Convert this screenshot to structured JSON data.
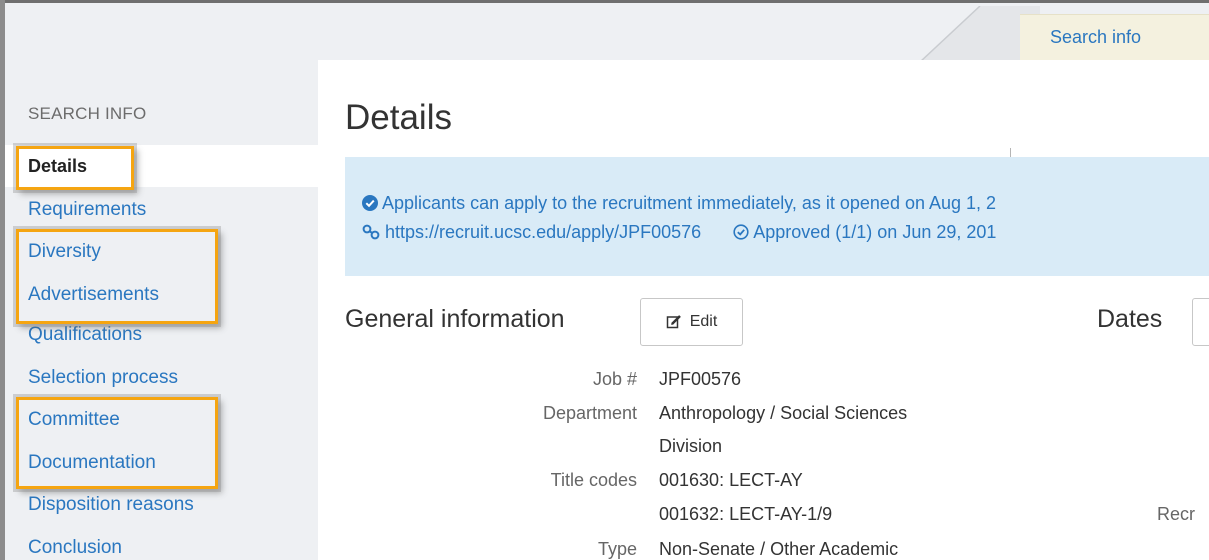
{
  "tab": {
    "label": "Search info"
  },
  "sidebar": {
    "heading": "SEARCH INFO",
    "items": [
      {
        "label": "Details"
      },
      {
        "label": "Requirements"
      },
      {
        "label": "Diversity"
      },
      {
        "label": "Advertisements"
      },
      {
        "label": "Qualifications"
      },
      {
        "label": "Selection process"
      },
      {
        "label": "Committee"
      },
      {
        "label": "Documentation"
      },
      {
        "label": "Disposition reasons"
      },
      {
        "label": "Conclusion"
      }
    ]
  },
  "main": {
    "title": "Details",
    "alert": {
      "line1": "Applicants can apply to the recruitment immediately, as it opened on Aug 1, 2",
      "url": "https://recruit.ucsc.edu/apply/JPF00576",
      "approval": "Approved (1/1) on Jun 29, 201"
    },
    "general": {
      "title": "General information",
      "edit_label": "Edit",
      "fields": {
        "job_label": "Job #",
        "job_value": "JPF00576",
        "department_label": "Department",
        "department_value_1": "Anthropology / Social Sciences",
        "department_value_2": "Division",
        "title_codes_label": "Title codes",
        "title_code_1": "001630: LECT-AY",
        "title_code_2": "001632: LECT-AY-1/9",
        "type_label": "Type",
        "type_value": "Non-Senate / Other Academic"
      }
    },
    "dates": {
      "title": "Dates",
      "cut_label": "Recr"
    }
  },
  "colors": {
    "link": "#2a77c0",
    "highlight": "#f5a511",
    "alert_bg": "#d9ebf7",
    "tab_bg": "#f4f1df"
  }
}
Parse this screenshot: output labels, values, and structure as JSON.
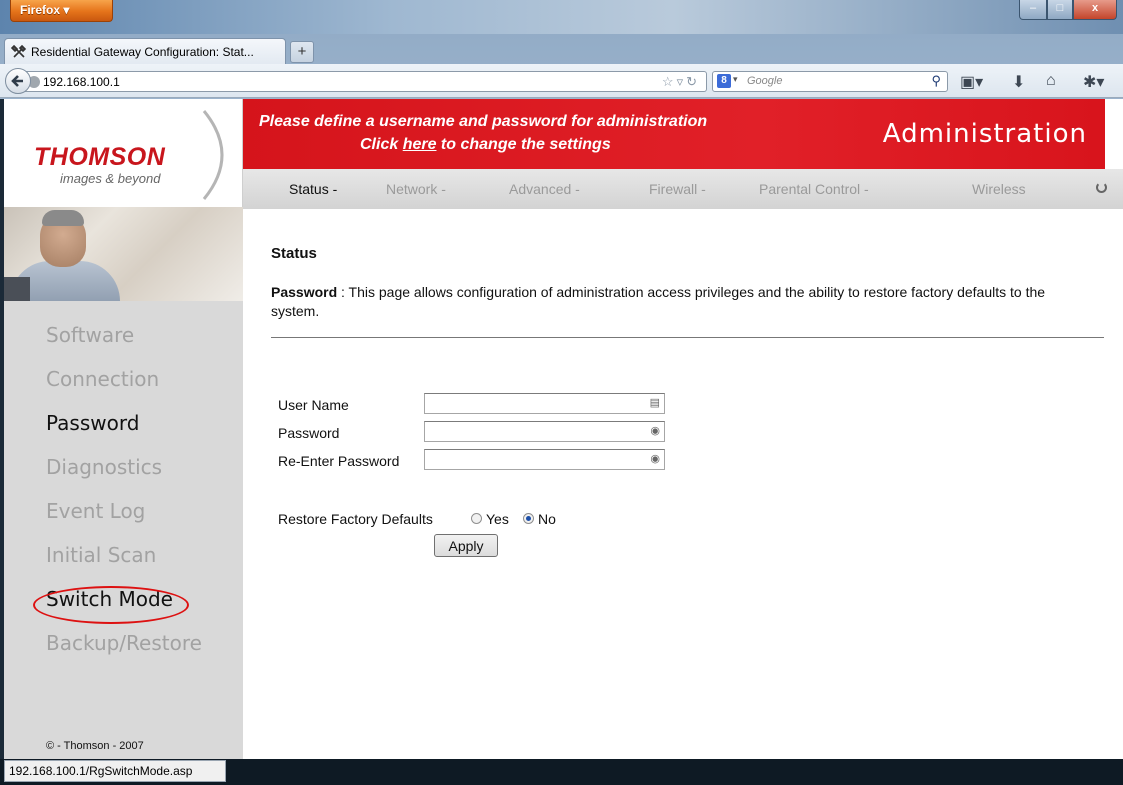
{
  "browser": {
    "app_button": "Firefox",
    "tab_title": "Residential Gateway Configuration: Stat...",
    "url": "192.168.100.1",
    "search_placeholder": "Google",
    "status_url": "192.168.100.1/RgSwitchMode.asp",
    "window_controls": {
      "minimize": "–",
      "maximize": "□",
      "close": "x"
    }
  },
  "brand": {
    "logo": "THOMSON",
    "tagline": "images & beyond",
    "color": "#c8161d"
  },
  "banner": {
    "line1": "Please define a username and password for administration",
    "line2_prefix": "Click ",
    "line2_link": "here",
    "line2_suffix": " to change the settings",
    "section_title": "Administration",
    "color": "#d5141b"
  },
  "top_nav": [
    "Status -",
    "Network -",
    "Advanced -",
    "Firewall -",
    "Parental Control -",
    "Wireless"
  ],
  "side_menu": [
    "Software",
    "Connection",
    "Password",
    "Diagnostics",
    "Event Log",
    "Initial Scan",
    "Switch Mode",
    "Backup/Restore"
  ],
  "copyright": "© - Thomson - 2007",
  "content": {
    "title": "Status",
    "desc_label": "Password",
    "desc_text": " : This page allows configuration of administration access privileges and the ability to restore factory defaults to the system.",
    "fields": {
      "username_label": "User Name",
      "password_label": "Password",
      "reenter_label": "Re-Enter Password"
    },
    "restore_label": "Restore Factory Defaults",
    "yes_label": "Yes",
    "no_label": "No",
    "apply_label": "Apply"
  }
}
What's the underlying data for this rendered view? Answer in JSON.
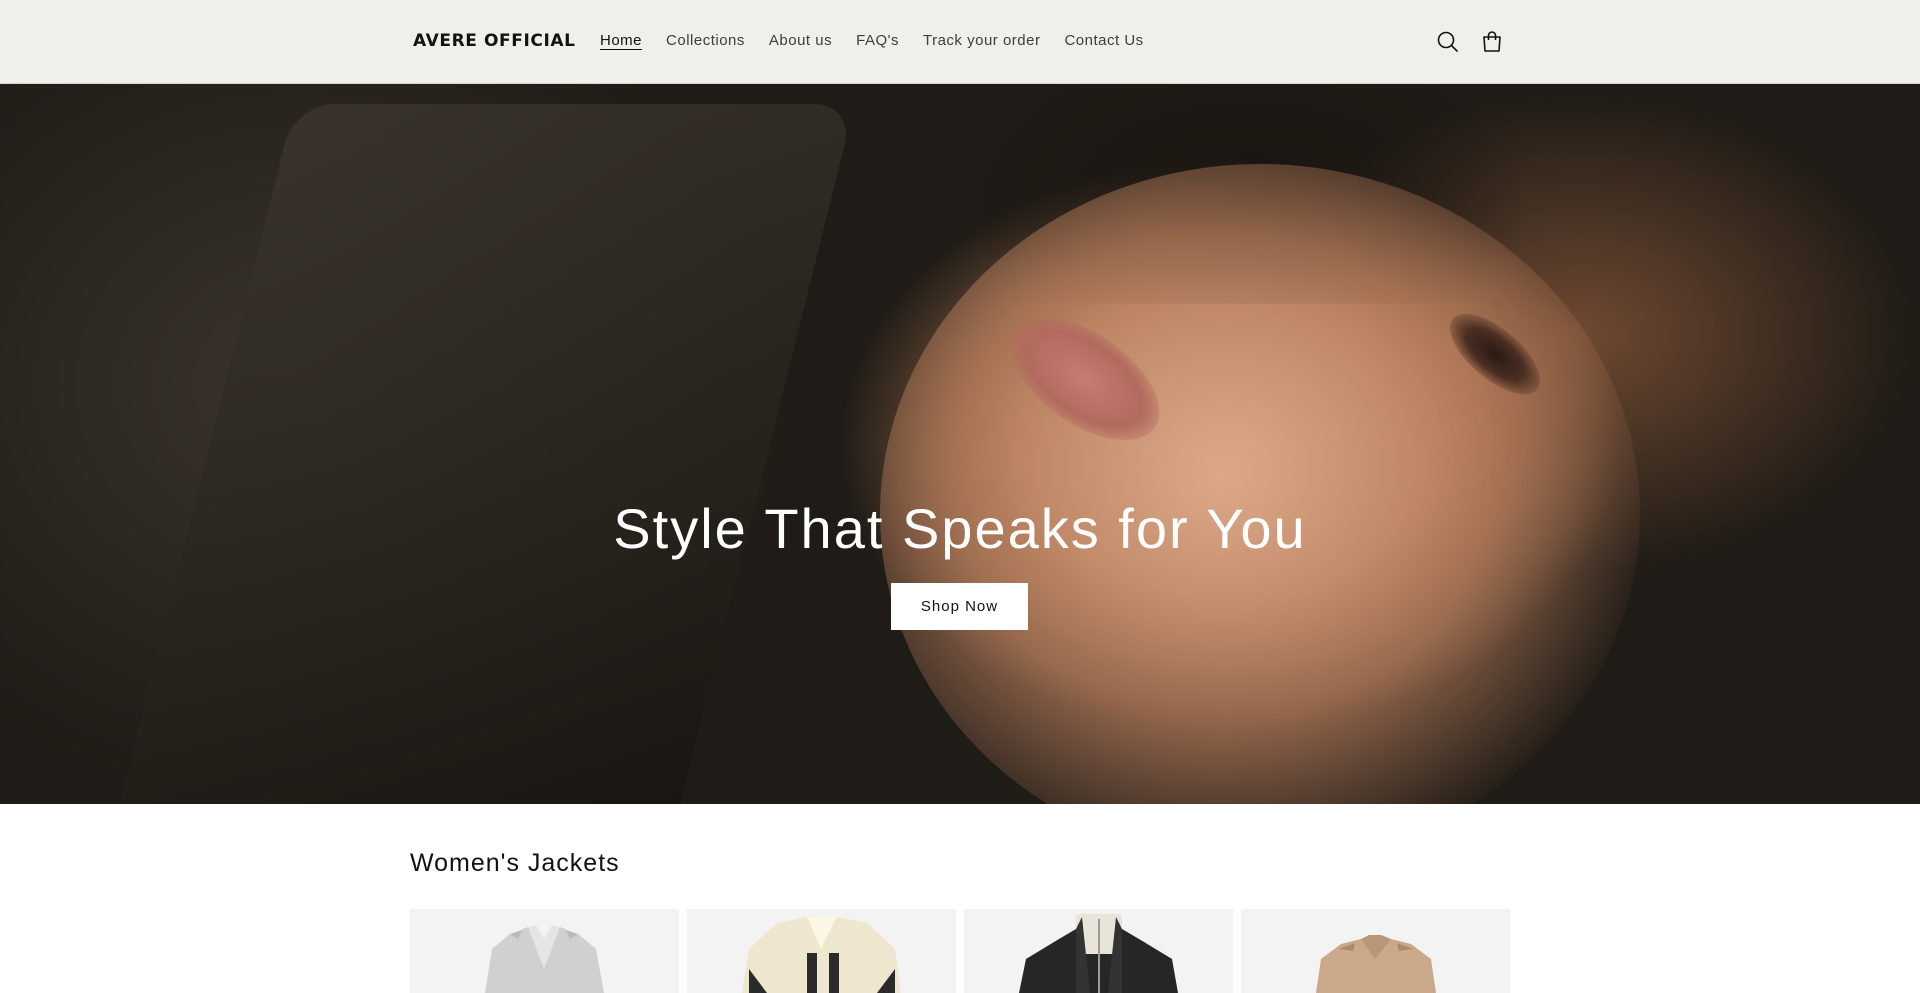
{
  "header": {
    "logo": "AVERE OFFICIAL",
    "nav": [
      {
        "label": "Home",
        "active": true
      },
      {
        "label": "Collections",
        "active": false
      },
      {
        "label": "About us",
        "active": false
      },
      {
        "label": "FAQ's",
        "active": false
      },
      {
        "label": "Track your order",
        "active": false
      },
      {
        "label": "Contact Us",
        "active": false
      }
    ],
    "icons": [
      "search-icon",
      "cart-icon"
    ]
  },
  "hero": {
    "title": "Style That Speaks for You",
    "button_label": "Shop Now"
  },
  "collection": {
    "title": "Women's Jackets",
    "products": [
      {
        "name": "light-grey-trench-jacket"
      },
      {
        "name": "cream-shearling-jacket"
      },
      {
        "name": "black-leather-zip-jacket"
      },
      {
        "name": "beige-trench-jacket"
      }
    ]
  },
  "colors": {
    "header_bg": "#f1efe9",
    "text": "#121212",
    "button_bg": "#ffffff"
  }
}
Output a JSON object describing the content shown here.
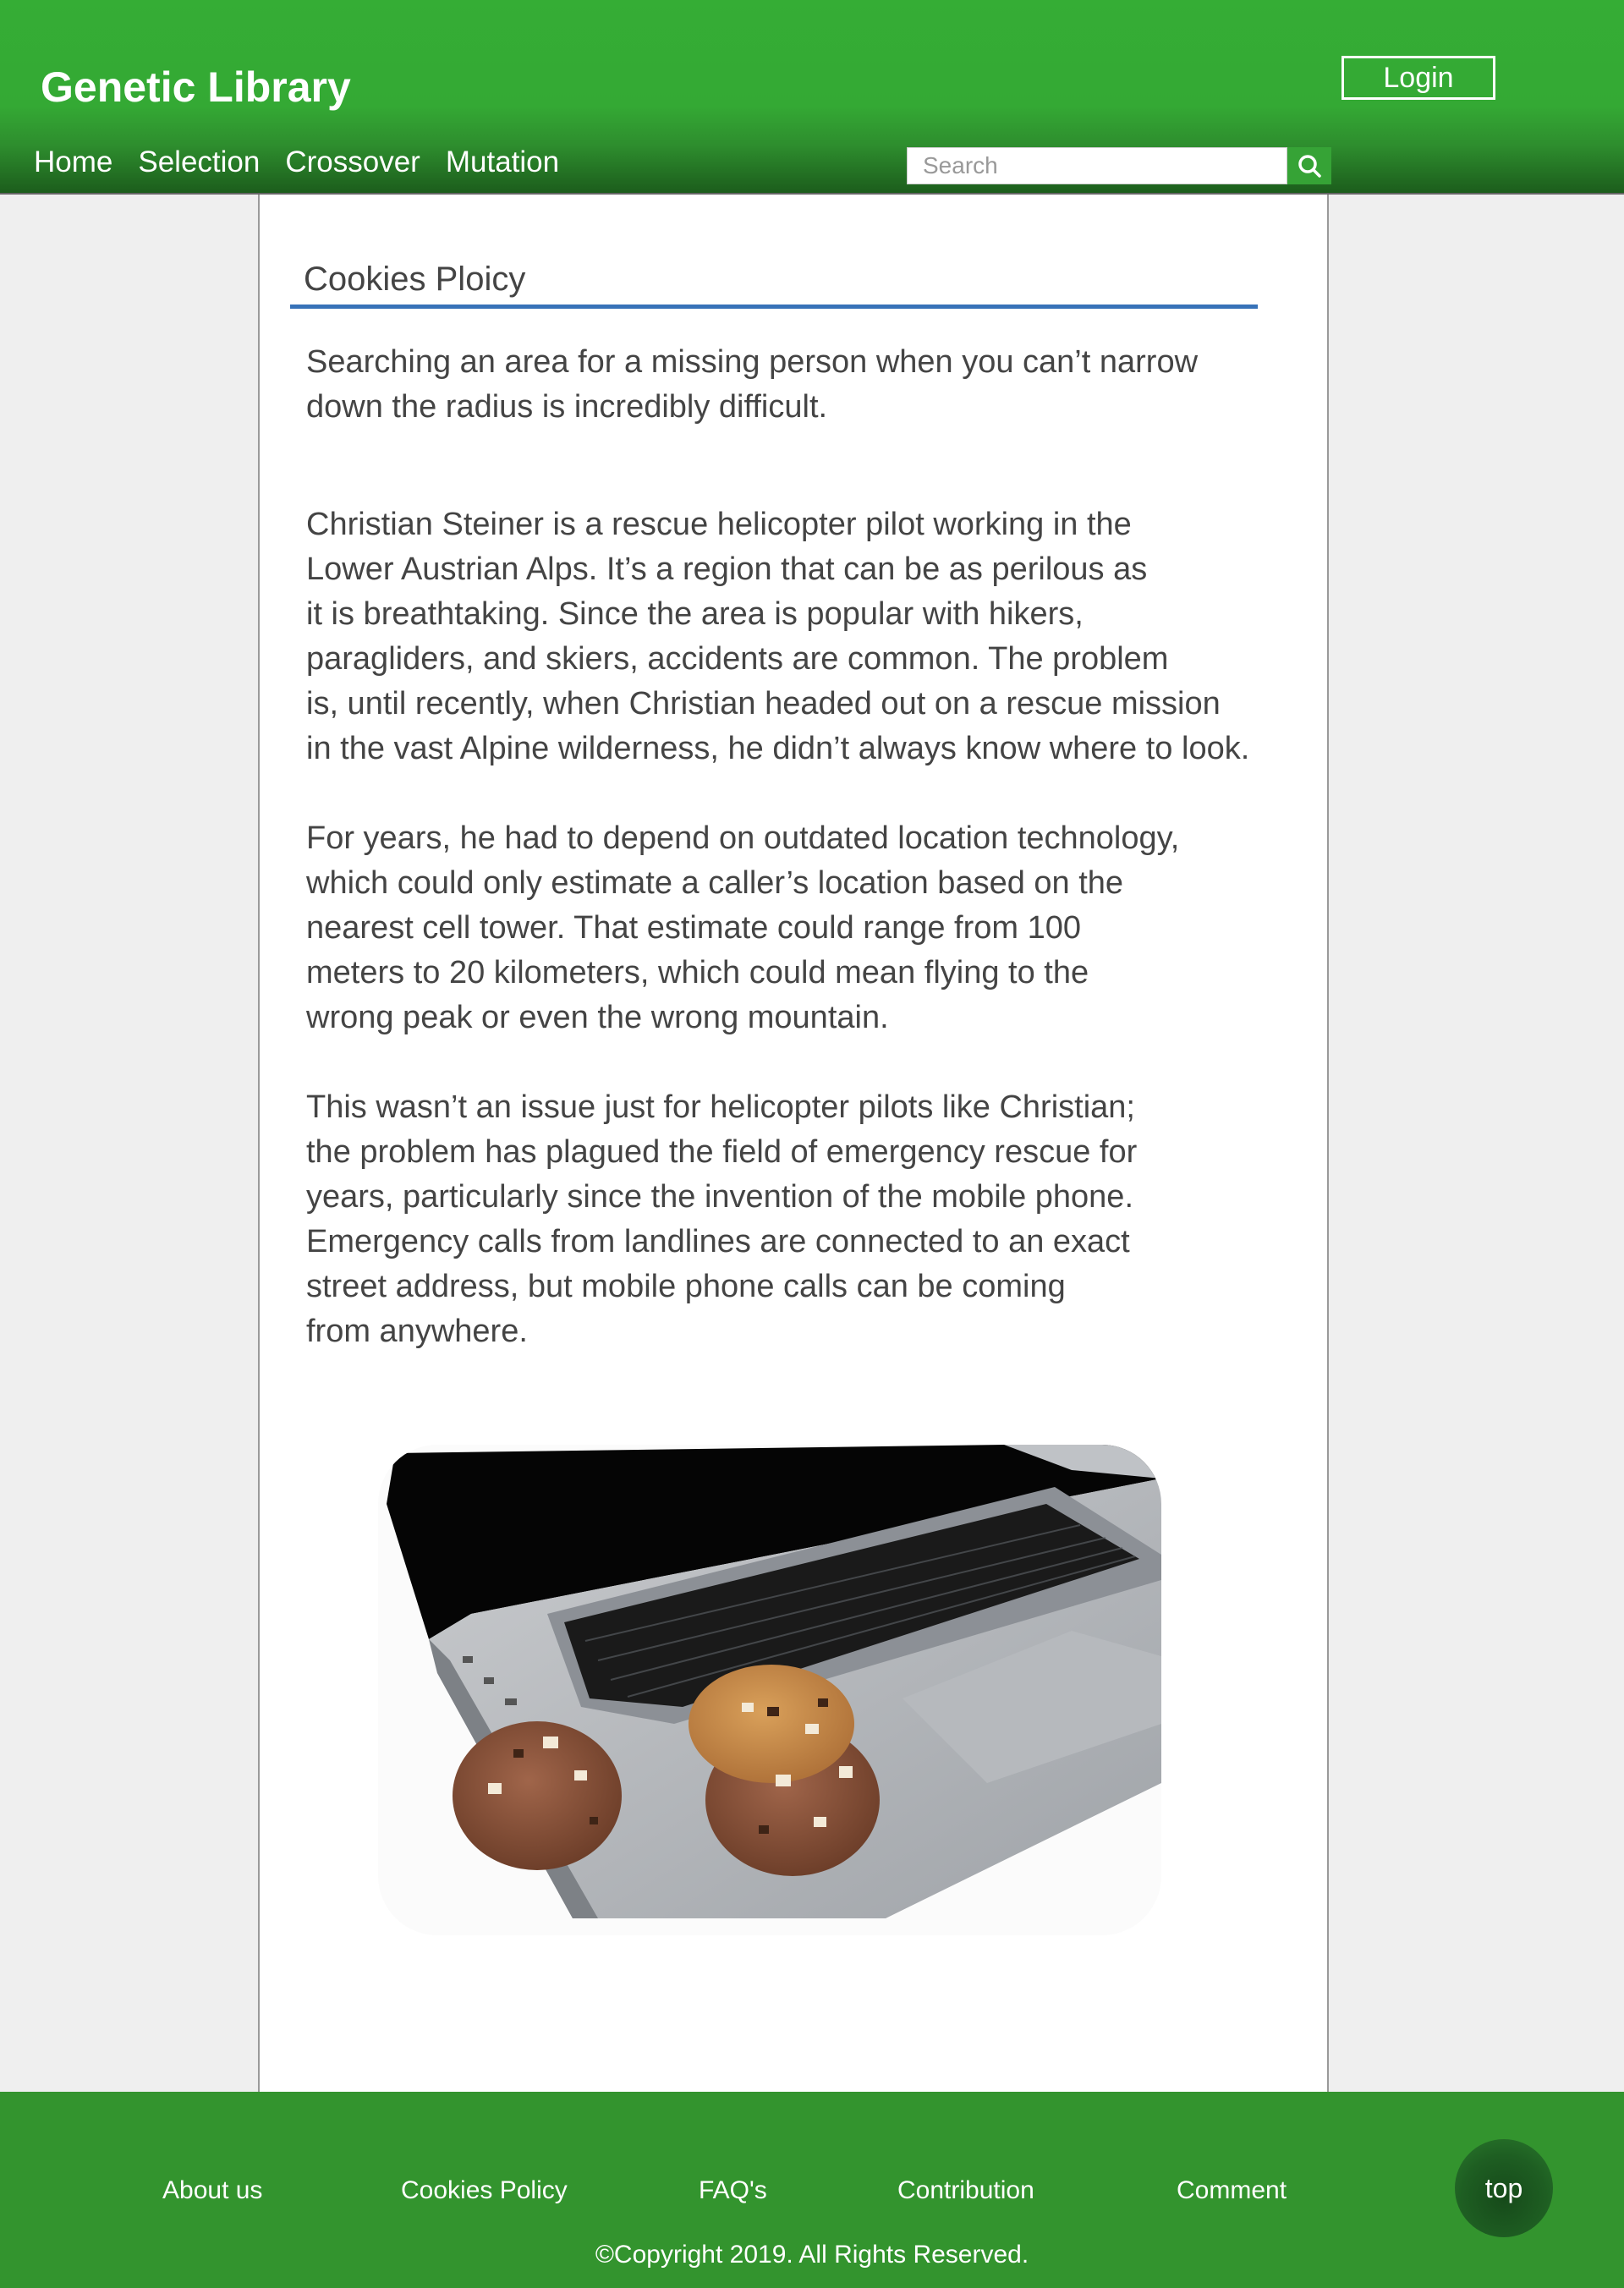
{
  "header": {
    "site_title": "Genetic Library",
    "login_label": "Login",
    "nav": [
      {
        "label": "Home"
      },
      {
        "label": "Selection"
      },
      {
        "label": "Crossover"
      },
      {
        "label": "Mutation"
      }
    ],
    "search_placeholder": "Search",
    "search_icon": "search-icon",
    "brand_color": "#35ad35"
  },
  "main": {
    "heading": "Cookies Ploicy",
    "heading_rule_color": "#3772b8",
    "paragraphs": [
      "Searching an area for a missing person when you can’t narrow\ndown the radius is incredibly difficult.",
      "Christian Steiner is a rescue helicopter pilot working in the\nLower Austrian Alps. It’s a region that can be as perilous as\nit is breathtaking. Since the area is popular with hikers,\nparagliders, and skiers, accidents are common. The problem\nis, until recently, when Christian headed out on a rescue mission\n in the vast Alpine wilderness, he didn’t always know where to look.",
      "For years, he had to depend on outdated location technology,\nwhich could only estimate a caller’s location based on the\nnearest cell tower. That estimate could range from 100\nmeters to 20 kilometers, which could mean flying to the\n wrong peak or even the wrong mountain.",
      "This wasn’t an issue just for helicopter pilots like Christian;\nthe problem has plagued the field of emergency rescue for\nyears, particularly since the invention of the mobile phone.\nEmergency calls from landlines are connected to an exact\nstreet address, but mobile phone calls can be coming\nfrom anywhere."
    ],
    "image_subject": "laptop-with-cookies"
  },
  "footer": {
    "links": [
      {
        "label": "About us"
      },
      {
        "label": "Cookies Policy"
      },
      {
        "label": "FAQ's"
      },
      {
        "label": "Contribution"
      },
      {
        "label": "Comment"
      }
    ],
    "copyright": "©Copyright 2019. All Rights Reserved.",
    "top_label": "top",
    "footer_color": "#33942e"
  }
}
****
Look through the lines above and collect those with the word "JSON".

Convert this screenshot to structured JSON data.
Parse this screenshot: output labels, values, and structure as JSON.
What's the underlying data for this rendered view? Answer in JSON.
Output a JSON object describing the content shown here.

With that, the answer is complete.